# Normalising squeezed position eigenket?

I want to find the effect of squeezing operator $$S(r) = \exp \big[r(\hat{a}^2 - \hat{a}^{{\dagger}^2})\big]$$ on $$|q\rangle$$ i.e. $$S(r)|q\rangle$$.

I proceed as follows:

$$S(r)\hat{q}|q\rangle = S(r)q |q\rangle$$ Also $$S(r)\hat{q}|q\rangle = S(r)\hat{q}S(r)^{\dagger}S(r)|q\rangle = e^r \hat{q}(S(r)|q\rangle)$$ using $$S(r)\hat{q}S(r)^{\dagger} = e^r \hat{q}$$. Combining above two equations yield $$\hat{q}(S(r)|q\rangle) = e^{-r} q (S(r)|q\rangle)$$ Hence, $$S(r)|q\rangle$$ is eigenket of $$\hat{q}$$ operator with eigenvalue $$e^{-r} q$$ i.e. $$S(r)|q\rangle = N |e^{-r} q\rangle$$ where N is the normalization factor.

How to determine normalization factor $$N$$?

For more details see Chapter 8 of Introduction to Optical Quantum Information Processing By Pieter Kok, Brendon W. Lovett.

Another ref: P.No. 12, arxiv: 1212.5340

If $$S(z) = \exp\{z (\hat a^\dagger)^2 -z^*\hat a^2\}$$ then $$S^\dagger(z) = S(-z)=S^{-1}(z)$$, so $$S(z)$$ is unitary. It does not change the nomalization of any state therefore. You should be careful however: Your
$$|q\rangle$$ is an eigenstate of the position operator, so it is not itself normalizable to start with.
• @Mark Robinson. I do not understand your comment. For any state $|f\rangle$, both $S(r) |f\rangle$ and $|f\rangle$ have the same normalization. If you had a nomalizable eigenstate localized near $q$ now you have one that has been moved to $e^{-r}q$, but it still has the same normalization. – mike stone Apr 19 '19 at 15:44
• @Mark Robinson.
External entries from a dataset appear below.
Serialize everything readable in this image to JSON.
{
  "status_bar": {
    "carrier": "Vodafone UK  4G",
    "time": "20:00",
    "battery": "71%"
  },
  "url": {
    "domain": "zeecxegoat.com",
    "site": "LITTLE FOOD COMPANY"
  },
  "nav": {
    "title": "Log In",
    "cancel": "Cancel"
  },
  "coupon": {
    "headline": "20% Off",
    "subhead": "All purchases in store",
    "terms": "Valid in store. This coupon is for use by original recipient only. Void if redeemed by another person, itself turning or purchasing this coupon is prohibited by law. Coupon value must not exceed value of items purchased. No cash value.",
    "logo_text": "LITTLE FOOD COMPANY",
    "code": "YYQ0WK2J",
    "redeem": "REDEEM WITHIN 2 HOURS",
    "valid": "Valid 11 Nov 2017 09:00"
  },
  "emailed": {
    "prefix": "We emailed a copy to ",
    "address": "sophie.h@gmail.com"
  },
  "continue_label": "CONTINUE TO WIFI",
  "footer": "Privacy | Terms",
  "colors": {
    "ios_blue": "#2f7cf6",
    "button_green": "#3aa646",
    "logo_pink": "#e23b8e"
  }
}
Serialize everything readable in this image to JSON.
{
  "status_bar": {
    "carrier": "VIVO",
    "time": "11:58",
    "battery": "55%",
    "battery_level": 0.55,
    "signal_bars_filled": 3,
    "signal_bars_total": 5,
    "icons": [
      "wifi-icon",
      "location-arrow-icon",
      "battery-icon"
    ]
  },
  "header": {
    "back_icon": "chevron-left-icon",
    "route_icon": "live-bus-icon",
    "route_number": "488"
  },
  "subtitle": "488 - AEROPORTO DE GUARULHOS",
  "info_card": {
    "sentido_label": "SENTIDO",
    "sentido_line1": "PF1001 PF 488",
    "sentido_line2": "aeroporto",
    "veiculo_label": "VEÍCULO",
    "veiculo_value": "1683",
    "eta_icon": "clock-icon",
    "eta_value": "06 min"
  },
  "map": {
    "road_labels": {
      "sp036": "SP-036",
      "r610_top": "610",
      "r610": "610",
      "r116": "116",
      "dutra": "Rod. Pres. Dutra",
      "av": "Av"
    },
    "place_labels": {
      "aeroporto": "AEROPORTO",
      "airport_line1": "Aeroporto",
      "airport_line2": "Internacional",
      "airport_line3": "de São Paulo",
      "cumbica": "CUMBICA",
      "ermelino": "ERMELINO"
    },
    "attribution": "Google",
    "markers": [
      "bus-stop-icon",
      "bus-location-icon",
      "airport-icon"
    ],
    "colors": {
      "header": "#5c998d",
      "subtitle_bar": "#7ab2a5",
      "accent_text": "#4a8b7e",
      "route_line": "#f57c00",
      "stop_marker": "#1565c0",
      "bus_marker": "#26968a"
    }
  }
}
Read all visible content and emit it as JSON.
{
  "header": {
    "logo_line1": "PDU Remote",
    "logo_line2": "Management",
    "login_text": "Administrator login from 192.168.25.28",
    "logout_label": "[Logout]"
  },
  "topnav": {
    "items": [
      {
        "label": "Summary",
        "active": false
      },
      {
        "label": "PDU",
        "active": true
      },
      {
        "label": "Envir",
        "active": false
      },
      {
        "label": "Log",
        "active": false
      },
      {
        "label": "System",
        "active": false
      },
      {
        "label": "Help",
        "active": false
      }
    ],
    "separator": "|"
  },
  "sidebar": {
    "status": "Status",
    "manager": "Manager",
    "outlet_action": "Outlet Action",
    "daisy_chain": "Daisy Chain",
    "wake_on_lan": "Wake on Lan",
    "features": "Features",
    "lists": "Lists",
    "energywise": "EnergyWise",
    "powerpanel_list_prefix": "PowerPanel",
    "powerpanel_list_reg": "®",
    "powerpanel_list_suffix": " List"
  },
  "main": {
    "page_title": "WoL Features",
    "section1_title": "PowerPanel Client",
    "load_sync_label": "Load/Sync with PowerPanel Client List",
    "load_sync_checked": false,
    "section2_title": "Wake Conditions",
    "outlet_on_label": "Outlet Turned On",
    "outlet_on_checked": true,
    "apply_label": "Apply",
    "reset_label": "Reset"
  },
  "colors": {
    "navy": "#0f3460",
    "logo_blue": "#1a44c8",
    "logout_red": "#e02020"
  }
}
His eq 8.31 is nonsense since we cannot normalize $|e^{-r}q\rangle$. What he is trying to say, however, is some muddled combination of $\langle q|q'\rangle =\delta(q-q')$ and $\delta(e^{-r} x)= e^r\delta(x)$ so he thinks that $\langle e^{-r} q|e^{-r} q'\rangle = \delta(e^{-r}q-e^{-r}q')= e^r\delta(q-q')$. Again let me stress that this is nonsense. – mike stone Apr 19 '19 at 16:21